Update: Alan Kelly has become the 13th leader of the Labour Party.
It comes as his rival Aodhán O Ríordáin conceded defeat last night.
There was a total valid poll of 1,915 votes in the leadership contest, and a quota of 958 votes. Alan Kelly received 1,047 votes, to Aodhán Ó Ríordáin's 868 votes.
It’s my greatest honour to be elected as 13th Leader of @labour and one that I don’t take lightly. I want to thank @aodhanoriordain and his team & family. I know that we will work together to bring our Party forward.
Huge thanks to the members for putting their trust in me. 🌹 pic.twitter.com/gC0rPZXnBS— Alan Kelly TD (@alankellylabour) April 3, 2020
In a statement, Aodhán O Riordáin said: “I wholeheartedly congratulate my friend and colleague Alan Kelly, who now takes on the responsibility of leading our Party. The values of economic justice, universal rights, equality, solidarity, compassion, inclusiveness and internationalism are safe in Alan’s hands. I want to especially congratulate his family who I know will rightly share in this proud day.
“I know that everyone in our party – and many, many people beyond – will share my desire to thank our outgoing leader Brendan Howlin, and to acknowledge his extraordinary contribution to the cause of Labour and the cause of Ireland in so many ways, and over so many years.
“I thank our returning officer Conor Power, the team at Mazars, and the Labour Party staff who have conducted today’s count, and indeed the election itself, in the most difficult of circumstances.

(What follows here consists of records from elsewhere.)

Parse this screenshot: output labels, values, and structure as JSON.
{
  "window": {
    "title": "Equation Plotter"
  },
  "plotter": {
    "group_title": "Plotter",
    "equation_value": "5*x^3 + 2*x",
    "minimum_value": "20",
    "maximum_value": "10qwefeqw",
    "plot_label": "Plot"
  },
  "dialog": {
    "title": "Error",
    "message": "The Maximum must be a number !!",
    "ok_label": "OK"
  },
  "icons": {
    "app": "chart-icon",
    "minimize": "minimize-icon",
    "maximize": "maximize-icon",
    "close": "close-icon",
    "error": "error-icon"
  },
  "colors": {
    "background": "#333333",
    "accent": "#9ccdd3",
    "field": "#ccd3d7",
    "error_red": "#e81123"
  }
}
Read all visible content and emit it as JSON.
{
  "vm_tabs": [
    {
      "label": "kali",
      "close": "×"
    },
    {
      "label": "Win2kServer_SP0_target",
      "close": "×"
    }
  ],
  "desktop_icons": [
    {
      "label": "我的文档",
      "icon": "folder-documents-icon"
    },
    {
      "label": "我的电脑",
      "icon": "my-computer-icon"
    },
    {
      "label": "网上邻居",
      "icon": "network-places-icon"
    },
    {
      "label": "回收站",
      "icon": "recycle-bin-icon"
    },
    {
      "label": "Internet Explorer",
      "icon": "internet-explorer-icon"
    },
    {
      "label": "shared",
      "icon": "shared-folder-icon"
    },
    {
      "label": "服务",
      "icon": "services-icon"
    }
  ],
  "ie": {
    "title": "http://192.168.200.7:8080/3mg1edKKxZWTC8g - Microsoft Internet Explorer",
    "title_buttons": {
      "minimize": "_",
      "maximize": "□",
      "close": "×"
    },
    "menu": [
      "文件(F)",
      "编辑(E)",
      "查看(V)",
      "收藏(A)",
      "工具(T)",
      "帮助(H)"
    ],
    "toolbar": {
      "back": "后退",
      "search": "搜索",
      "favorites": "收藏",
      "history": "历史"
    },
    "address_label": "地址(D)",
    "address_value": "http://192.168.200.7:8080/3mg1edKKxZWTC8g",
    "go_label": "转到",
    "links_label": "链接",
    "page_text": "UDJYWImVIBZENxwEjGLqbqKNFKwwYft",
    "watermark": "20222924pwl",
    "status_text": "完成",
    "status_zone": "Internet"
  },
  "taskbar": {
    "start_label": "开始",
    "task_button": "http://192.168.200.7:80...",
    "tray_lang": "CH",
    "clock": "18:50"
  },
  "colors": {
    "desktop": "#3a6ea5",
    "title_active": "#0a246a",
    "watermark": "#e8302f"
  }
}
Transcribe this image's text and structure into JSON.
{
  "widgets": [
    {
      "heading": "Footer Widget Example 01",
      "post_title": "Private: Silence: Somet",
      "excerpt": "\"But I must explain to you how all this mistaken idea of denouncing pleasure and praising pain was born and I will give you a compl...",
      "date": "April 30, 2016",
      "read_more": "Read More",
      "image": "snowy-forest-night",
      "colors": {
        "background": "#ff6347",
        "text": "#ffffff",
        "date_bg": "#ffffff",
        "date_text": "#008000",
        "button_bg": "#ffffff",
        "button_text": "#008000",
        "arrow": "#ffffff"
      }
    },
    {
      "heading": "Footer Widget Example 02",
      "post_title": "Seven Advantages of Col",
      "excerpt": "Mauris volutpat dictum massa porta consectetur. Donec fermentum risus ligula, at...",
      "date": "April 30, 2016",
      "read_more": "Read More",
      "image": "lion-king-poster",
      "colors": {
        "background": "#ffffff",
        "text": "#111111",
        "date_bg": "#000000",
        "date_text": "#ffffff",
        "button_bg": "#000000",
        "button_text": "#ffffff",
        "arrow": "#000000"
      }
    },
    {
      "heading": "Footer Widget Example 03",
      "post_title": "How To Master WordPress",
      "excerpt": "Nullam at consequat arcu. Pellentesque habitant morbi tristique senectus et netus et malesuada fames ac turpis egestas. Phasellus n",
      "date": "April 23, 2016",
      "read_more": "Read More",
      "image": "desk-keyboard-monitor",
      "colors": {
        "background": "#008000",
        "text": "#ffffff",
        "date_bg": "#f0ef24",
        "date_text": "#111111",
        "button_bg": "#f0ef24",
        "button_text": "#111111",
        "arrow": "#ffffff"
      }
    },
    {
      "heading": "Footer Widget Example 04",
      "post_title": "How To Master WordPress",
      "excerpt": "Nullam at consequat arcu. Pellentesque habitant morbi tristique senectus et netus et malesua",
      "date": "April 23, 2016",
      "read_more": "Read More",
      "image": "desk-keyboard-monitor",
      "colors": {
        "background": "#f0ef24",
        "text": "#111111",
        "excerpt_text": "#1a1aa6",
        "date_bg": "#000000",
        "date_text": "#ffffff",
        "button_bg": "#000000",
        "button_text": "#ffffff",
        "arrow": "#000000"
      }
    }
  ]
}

“I want to thank every Labour Party member for engaging so passionately and respectfully in this debate and election. The high turnout in the election again shows how passionately our members believe in the values of the Labour Party - a party that gives every member an equal say in these leadership elections.
“And I want to thank my campaign team, and the many Labour members who voted for my platform of workers’ rights, excellent public services for all, tax justice, and a party that reaches out to young people and the voters whose trust we lost in recent times.
“I especially want to thank my own family who have instilled in me these values which I know we all hold dear.
“I know that, like me, every Labour member is loyal to the Party, and will now unite around our new leader – and an Oireachtas team greatly strengthened in the Seanad elections over the last few days. Together we will rebuild a party that we can all be proud to be part of, and which can lead people back to campaign with us, to join us, and to vote for us.
“These are extraordinary and difficult times for our country and for people across the globe who are suffering from the health and economic impacts of the coronavirus.
“Like never before, this is a time for unity and solidarity in our Party, in our country, and across international borders.
“We, the people of Ireland and of the world, will get through this. Then as now, Labour, with its sister parties, progressives and trade unionists across the globe, will be leading the charge for a just, fair, equal and sustainable planet.”
Alan Kelly is set to be elected the 13th leader of the Labour Party having defeated his rival Aodhán O Ríordáin.
According to tallies, the former Environment Minister and MEP won 58% of the vote compared to 42% for Mr O Ríordáin.
Mr Kelly, a Tipperary TD, succeeds Brendan Howlin how announced his resignation following the party's disastrous showing in February's General Election where it won just six seats.
Mr Kelly, a native of Portroe, was the favourite to win the contest having been the party's star performer in the 32nd Dáil.
The six-week campaign saw the two men face-off in a hustings event but due to the Coronavirus pandemic, but many events were curtailed or cancelled.
Earlier, Mr Kelly held a commanding lead over his Dublin Bay North rival.
It is expected Mr Kelly will come under pressure to allow the party to be involved in Government formation talks next week, despite Mr Howlin ruling that out in the immediate aftermath of the General Election.
The sorting and counting of approximately 1,900 postal ballots began just after 2pm.
Senior counsel Conor Power was carrying out the count in a room at the offices of auditing firm Mazars.
Due to Coronavirus restrictions, a live video link has been made available to the campaign teams of the two candidates to watch the count proceed as public access was not possible.
This is not the first time Mr Kelly had sought to be leader.
Mr Kelly's election comes four years after he failed to gain a nomination from any of his fellow TDs to contest for the Labour leadership against Mr Howlin.
Mr Kelly, a former deputy leader of the party, served as Minister for Housing between 2014 and 2016 and was a junior transport minister for three years before that. He returned to Leinster House in 2011 from Europe where he had served as an MEP from 2008.
Launching his campaign, Mr Kelly promised to “make Labour sexy again” and a return to basic principles. Having championed the cause of women cancer survivours affected by the CervicalCheck scandal, he won the public backing of leading campaigner Vicky Phelan in recent weeks.